The Seo and Jet maps are both conventional folding maps issued in 2001, but apart from both marking and listing their filling stations, they are very different. Seo's map comes from Folia of Denmark and uses their QuickMap system to dissect it into manageable sections covering all of Finland at 1:1,000,000. Jet's was prepared by Sweden's Kartcentrum and covers all four Nordic Countries at around 1:2,100,000. It also includes small plans for each of the towns with a Jet station - 18 in the case of Finland, a market that Jet only entered as recently as 1993.
In the 1990s a new brand was introduced by the Greeni group, St1. This grew rapidly, mainly through unmanned locations, and in 2000 was joined by ABC, controlled by the SOK cooperative group which had for many years owned service stations, often selling Esso. This led to major changes of ownership among the Finnish chains in the 2000s, with all the Western majors selling out. The first move was for Russia's Lukoil to buy out the former Russian state interests in Teboil in 2005; unusually Lukoil has retained the existing name. In the following year ConocoPhillips' Jet chain was also sold to Lukoil and switched to Teboil colours. Later in 2006 Esso sold its chain in a complex transaction which led to its stations being divided between ABC and St1. Finally in 2010, Shell also sold out to St1, but the new owner retained the rights to use the Shell brand on their existing network. Meanwhile, Neste had experimented with the NEX brand to replace A24, before consolidating on a single new Neste Oil identity on all its sites, manned or otherwise and the Gulf name reappeared in a very small way on independent stations, understood to be supplied through SEO.
The new brands do not appear to have produced conventional folding maps, although they have occasionally produced locator booklets.
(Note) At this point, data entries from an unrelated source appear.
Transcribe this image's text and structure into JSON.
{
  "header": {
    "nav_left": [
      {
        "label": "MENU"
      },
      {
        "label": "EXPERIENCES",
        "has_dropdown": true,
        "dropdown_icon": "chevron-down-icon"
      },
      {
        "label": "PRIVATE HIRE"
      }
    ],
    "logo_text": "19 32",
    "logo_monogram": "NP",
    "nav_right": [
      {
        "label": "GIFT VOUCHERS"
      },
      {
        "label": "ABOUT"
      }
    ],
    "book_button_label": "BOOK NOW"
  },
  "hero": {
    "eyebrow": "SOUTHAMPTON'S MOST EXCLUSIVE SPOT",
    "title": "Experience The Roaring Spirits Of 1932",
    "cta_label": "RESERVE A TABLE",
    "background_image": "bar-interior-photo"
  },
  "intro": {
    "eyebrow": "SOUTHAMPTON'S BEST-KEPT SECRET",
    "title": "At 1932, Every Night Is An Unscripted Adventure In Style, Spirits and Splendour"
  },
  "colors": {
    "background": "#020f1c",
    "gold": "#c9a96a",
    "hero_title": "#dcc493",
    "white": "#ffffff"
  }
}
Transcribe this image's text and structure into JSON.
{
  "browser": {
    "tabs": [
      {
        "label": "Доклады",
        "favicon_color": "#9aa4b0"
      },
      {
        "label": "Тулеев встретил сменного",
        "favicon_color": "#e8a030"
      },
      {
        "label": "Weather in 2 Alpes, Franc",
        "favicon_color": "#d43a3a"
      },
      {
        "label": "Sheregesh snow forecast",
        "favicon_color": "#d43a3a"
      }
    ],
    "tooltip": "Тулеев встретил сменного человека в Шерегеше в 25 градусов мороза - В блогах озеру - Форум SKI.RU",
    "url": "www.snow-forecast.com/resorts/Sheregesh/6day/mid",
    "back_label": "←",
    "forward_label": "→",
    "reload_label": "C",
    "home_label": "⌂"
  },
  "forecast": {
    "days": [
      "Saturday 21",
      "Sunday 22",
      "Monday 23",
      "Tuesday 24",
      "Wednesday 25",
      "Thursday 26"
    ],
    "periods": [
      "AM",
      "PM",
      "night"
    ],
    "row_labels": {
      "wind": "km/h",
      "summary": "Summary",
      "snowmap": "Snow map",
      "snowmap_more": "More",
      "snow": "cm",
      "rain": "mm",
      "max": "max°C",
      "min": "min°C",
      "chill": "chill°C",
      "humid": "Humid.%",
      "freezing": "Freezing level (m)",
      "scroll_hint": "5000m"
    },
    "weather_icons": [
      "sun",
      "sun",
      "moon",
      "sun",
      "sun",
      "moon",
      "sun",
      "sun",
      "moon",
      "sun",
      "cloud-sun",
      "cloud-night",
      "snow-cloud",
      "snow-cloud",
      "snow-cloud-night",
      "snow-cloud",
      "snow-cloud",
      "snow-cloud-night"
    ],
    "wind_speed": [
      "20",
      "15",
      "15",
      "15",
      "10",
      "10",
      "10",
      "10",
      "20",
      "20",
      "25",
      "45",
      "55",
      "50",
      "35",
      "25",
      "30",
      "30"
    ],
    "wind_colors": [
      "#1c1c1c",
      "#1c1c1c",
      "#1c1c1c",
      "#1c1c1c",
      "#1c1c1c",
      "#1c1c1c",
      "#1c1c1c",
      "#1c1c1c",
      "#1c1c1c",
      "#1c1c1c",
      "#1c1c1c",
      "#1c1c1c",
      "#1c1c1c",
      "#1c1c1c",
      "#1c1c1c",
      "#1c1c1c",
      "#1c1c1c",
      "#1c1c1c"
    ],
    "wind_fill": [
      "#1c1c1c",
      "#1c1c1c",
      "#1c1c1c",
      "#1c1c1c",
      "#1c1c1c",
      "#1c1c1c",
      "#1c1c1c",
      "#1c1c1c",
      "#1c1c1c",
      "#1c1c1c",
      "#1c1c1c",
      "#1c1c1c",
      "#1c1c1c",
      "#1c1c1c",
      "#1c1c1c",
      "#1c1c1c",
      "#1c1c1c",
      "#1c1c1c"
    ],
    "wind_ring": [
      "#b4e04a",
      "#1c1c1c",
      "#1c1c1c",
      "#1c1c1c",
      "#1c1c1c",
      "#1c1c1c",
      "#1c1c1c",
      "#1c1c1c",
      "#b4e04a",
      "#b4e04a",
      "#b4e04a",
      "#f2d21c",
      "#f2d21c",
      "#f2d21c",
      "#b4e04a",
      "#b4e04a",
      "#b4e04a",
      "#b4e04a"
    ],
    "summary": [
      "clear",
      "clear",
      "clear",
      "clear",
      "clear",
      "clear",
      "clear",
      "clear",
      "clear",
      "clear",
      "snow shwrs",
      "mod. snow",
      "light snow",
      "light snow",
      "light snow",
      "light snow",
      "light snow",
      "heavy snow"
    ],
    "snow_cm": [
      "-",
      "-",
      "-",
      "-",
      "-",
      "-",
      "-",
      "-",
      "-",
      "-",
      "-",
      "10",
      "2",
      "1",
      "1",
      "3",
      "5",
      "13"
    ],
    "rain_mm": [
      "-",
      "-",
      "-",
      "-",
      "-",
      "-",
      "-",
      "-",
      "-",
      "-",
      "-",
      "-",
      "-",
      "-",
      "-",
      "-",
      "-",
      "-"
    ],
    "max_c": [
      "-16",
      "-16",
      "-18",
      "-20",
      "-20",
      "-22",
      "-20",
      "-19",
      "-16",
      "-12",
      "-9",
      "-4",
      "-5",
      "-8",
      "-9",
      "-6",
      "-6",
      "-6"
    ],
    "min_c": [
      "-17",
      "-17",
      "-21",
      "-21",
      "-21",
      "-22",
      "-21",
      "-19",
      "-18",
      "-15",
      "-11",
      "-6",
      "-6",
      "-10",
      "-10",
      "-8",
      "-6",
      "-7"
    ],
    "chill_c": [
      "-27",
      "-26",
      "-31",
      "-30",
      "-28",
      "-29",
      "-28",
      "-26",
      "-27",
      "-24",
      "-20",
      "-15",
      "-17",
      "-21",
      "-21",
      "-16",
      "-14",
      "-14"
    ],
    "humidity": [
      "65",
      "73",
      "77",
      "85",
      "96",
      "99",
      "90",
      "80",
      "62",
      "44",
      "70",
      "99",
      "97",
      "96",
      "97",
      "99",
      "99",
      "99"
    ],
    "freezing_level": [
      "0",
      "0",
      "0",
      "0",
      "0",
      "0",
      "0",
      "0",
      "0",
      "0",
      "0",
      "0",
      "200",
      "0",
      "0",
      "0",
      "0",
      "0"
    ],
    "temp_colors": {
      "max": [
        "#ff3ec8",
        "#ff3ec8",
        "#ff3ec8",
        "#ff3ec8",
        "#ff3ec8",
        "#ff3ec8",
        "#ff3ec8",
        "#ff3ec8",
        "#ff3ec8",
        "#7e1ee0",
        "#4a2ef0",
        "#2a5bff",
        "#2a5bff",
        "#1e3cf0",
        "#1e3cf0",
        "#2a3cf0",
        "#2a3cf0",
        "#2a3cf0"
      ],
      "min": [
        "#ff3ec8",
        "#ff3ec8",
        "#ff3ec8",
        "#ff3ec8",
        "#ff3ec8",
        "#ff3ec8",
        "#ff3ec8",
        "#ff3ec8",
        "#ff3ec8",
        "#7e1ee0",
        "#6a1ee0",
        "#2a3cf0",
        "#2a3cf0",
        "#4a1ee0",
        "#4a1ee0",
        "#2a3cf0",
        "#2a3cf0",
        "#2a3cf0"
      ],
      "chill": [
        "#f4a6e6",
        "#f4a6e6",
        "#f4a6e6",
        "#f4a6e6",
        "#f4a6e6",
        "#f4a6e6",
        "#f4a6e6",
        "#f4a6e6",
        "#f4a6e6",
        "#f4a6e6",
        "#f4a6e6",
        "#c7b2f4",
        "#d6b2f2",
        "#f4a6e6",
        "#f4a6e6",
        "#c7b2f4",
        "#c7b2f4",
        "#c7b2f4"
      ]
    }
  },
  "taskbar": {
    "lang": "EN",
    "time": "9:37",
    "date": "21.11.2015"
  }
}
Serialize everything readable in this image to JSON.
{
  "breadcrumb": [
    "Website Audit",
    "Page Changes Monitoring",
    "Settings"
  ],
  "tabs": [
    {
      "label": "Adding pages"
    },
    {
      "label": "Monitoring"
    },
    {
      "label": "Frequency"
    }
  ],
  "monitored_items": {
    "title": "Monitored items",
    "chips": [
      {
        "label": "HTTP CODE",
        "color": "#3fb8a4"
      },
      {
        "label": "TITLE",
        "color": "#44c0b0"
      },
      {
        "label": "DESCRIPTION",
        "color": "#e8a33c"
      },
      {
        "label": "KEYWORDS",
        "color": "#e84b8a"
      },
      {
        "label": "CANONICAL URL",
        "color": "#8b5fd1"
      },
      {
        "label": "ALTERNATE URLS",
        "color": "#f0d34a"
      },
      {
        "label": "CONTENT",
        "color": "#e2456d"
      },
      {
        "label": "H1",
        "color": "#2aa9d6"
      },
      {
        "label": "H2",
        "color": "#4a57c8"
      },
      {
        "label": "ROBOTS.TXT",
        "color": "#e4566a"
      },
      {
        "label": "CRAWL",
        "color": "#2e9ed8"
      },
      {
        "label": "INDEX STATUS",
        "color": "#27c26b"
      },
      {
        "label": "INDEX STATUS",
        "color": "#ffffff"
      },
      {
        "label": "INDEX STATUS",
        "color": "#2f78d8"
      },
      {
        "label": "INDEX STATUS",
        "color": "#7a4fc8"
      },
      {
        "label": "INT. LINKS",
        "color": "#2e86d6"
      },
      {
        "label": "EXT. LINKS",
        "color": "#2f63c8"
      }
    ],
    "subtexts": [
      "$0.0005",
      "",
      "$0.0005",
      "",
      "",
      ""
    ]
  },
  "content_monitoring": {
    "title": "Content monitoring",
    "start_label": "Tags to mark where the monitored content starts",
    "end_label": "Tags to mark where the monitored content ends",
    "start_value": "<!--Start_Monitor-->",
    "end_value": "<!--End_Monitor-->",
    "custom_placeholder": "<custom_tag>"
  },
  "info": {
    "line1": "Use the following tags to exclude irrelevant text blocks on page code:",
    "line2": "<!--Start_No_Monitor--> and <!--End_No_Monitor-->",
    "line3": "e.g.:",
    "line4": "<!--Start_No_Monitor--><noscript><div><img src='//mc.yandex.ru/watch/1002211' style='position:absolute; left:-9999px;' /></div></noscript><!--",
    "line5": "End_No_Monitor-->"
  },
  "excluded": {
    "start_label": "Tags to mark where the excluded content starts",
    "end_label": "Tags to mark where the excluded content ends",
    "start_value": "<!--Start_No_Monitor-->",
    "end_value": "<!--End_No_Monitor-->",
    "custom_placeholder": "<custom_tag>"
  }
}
The St1 booklet (left) dates from 2010 and is reversible: the side shown here is to locate their "Truckstation" network; the other side (shown on the Finnish independents page) is for car drivers. The 48 page booklet includes 10 pages of moderately useful maps by Harvest MVA Oy.
As Finland is neither a major tourist or business destination (although I can vouch that it is an excellent country to visit), old maps of the country turn up only rarely in the UK, and only around 0.25% of my collection are from Finland. There are a couple of extra Esso maps shown on this site, together with a map from Neste covering the area from St Petersburg to Warsaw.
Please send me an e-mail if you can tell me more or especially if you have any maps from BK, E, Nobelin, Petko or Rekord that I can add to this site!
All original copyrights in logos and map extracts and images are acknowledged and images are included on this site for identification purposes only.